The Senate finally confirmed Obama’s first judicial nominee, Judge David Hamilton, for a spot on the 7th Circuit Court of Appeals, after months of delay from Republicans – the same Republicans who went ballistic when the same thing was done to Republican judicial nominees over the last 8 years. And as Dana Milbank documents, it took some serious situational ethics to justify it.
For much of this decade, Sen. Jeff Sessions of Alabama, now the top Republican on the Judiciary Committee, led the fight against Democratic filibusters of George W. Bush’s judicial nominees. He decried Democrats’ “unprecedented, obstructive tactics.” To have Bush nominees “opposed on a partisan filibuster, it is really wrong,” he added. He demanded they get “an up-and-down vote.” He praised Republican leaders because they “opposed judicial filibusters” and have “been consistent on this issue even when it was not to their political benefit to do so.”
So now a Democratic president is in the White House and he has nominated his first appellate judicial nominee, U.S. District Judge David Hamilton. And what did Sessions do? He went to the floor and led a filibuster.
“I opposed filibusters before,” the Alabaman said with his trademark twang. But in this case, he went on, “I don’t agree with his judicial philosophy. Therefore, I believe this side cannot acquiesce into a philosophy that says that Democratic presidents can get their judges confirmed with 50 votes.”
Oh come on, Senator. You’re not even trying. At least make some pathetic attempt to make your flip flop sound principled. You don’t agree with him? That’s it? If you’re going to be a hypocrite, at least be a nominally clever one and take a stab at inventing some rationale for it that might convince someone.
Let’s see if the others can do better:
There was, for example, Minority Leader Mitch McConnell (Ky.). Back in 2005, he demanded “a simple up-or-down vote” for nominees and urged the Democrats to “move away from advise and obstruct and get back to advise and consent.” He declared that Democrats wanted to “take away the power to nominate from the president and grant it to a minority of 41 senators.”
On Tuesday, McConnell voted to sustain the filibuster.
There was also Sen. Sam Brownback (Kan.), who in 2005 gave his considered opinion that “neither filibusters nor supermajority requirements have any place in the confirmation process.”
On Tuesday, Brownback voted in favor of filibusters.
And there was Sen. Lindsey Graham (S.C.), who warned four years ago that “if the filibuster becomes an institutional response where 40 senators driven by special interest groups declare war on nominees in the future, the consequence will be that the judiciary will be destroyed over time.”
On Tuesday, Graham voted to institutionalize the filibuster.

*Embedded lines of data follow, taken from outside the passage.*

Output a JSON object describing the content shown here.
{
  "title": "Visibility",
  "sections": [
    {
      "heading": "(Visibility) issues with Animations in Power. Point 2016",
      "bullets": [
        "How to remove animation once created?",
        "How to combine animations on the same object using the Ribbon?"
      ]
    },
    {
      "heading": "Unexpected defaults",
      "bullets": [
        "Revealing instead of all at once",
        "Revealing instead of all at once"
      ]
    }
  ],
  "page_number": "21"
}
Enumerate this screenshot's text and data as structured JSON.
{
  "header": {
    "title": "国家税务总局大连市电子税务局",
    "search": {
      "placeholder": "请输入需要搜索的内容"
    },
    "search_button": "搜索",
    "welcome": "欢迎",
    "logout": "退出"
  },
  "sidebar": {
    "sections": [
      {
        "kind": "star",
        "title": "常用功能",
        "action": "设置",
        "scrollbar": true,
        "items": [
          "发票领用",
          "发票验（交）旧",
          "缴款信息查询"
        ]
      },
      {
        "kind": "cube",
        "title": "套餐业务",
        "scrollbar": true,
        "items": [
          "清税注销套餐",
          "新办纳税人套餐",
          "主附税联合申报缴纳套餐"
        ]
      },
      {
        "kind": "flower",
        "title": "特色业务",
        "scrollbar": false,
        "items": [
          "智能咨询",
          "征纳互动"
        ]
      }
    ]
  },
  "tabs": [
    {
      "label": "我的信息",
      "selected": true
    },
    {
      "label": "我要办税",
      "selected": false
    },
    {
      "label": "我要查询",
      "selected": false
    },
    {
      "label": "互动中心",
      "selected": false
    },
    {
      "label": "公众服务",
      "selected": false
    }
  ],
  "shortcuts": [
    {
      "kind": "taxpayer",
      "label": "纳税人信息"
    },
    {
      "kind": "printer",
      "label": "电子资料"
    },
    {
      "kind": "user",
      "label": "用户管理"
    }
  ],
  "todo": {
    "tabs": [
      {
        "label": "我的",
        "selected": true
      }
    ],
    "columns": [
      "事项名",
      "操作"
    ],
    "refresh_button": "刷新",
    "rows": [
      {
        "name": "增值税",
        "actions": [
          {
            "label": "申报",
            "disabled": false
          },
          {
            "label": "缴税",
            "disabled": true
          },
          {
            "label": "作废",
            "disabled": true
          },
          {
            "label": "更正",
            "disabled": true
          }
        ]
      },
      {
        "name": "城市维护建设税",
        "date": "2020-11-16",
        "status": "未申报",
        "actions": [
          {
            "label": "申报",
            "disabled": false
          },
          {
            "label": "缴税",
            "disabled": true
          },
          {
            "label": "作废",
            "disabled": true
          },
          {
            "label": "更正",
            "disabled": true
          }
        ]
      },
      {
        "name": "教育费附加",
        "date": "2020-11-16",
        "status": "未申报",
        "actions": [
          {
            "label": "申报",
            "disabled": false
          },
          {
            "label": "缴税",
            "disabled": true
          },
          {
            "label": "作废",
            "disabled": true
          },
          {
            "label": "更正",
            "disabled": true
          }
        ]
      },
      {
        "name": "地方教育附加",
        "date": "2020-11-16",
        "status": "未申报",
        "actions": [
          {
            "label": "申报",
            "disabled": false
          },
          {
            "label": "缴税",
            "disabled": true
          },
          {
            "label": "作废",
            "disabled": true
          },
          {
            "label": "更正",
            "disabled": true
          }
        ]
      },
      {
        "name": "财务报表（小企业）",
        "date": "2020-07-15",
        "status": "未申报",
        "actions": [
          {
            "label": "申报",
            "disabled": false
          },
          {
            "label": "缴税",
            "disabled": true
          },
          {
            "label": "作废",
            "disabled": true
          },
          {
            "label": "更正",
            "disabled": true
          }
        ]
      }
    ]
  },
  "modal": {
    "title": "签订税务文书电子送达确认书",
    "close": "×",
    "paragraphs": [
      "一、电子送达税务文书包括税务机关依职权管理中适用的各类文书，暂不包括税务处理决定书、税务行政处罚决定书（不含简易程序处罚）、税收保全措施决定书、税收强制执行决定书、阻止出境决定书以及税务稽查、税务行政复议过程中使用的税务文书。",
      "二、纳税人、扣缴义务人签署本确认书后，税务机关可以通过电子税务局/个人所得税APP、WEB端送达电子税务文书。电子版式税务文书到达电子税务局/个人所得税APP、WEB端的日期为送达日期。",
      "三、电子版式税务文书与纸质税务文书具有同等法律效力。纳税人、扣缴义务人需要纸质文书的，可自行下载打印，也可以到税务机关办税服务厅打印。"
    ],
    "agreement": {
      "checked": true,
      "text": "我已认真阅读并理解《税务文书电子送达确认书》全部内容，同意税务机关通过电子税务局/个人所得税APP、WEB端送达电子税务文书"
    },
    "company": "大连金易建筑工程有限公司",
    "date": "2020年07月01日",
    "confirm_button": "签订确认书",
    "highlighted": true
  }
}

In all, 3/4 of the Republican Senators voted to sustain a filibuster, something they railed against when Bush was in the White House. And of course, some Democrats are in the same boat:
Democrats had some consistency problems of their own on Tuesday, as they found themselves demanding the “up-or-down vote” that they tried to deny Republicans during the Bush years. But Democrats were not in the same league of hypocrisy, because they weren’t opposing Republicans’ right to filibuster. They merely had enough votes to override this particular filibuster.

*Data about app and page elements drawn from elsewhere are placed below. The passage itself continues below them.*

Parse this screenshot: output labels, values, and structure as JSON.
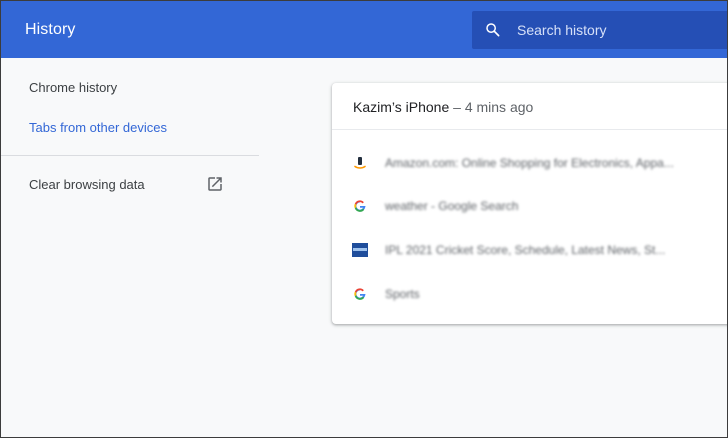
{
  "header": {
    "title": "History",
    "search_placeholder": "Search history"
  },
  "sidebar": {
    "items": [
      {
        "label": "Chrome history",
        "selected": false
      },
      {
        "label": "Tabs from other devices",
        "selected": true
      },
      {
        "label": "Clear browsing data",
        "icon": "open-in-new-icon"
      }
    ]
  },
  "device": {
    "name": "Kazim’s iPhone",
    "time": " – 4 mins ago",
    "tabs": [
      {
        "title": "Amazon.com: Online Shopping for Electronics, Appa...",
        "icon": "amazon-favicon"
      },
      {
        "title": "weather - Google Search",
        "icon": "google-favicon"
      },
      {
        "title": "IPL 2021 Cricket Score, Schedule, Latest News, St...",
        "icon": "cricket-site-favicon"
      },
      {
        "title": "Sports",
        "icon": "google-favicon"
      }
    ]
  },
  "colors": {
    "header_bg": "#3367d6",
    "search_bg": "#254fb5",
    "accent": "#3367d6"
  }
}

But that time is coming. I assure you that at some point in the next year or two, there will be much talk among Senate Democrats about the need to get rid of the judicial filibuster, just as there was when Clinton was in the White House in the 90s. And they’ll talk of the grand principle of majority rule and the sanctity of the up or down vote. This is only the third time the scripts have been exchanged in the last 20 years.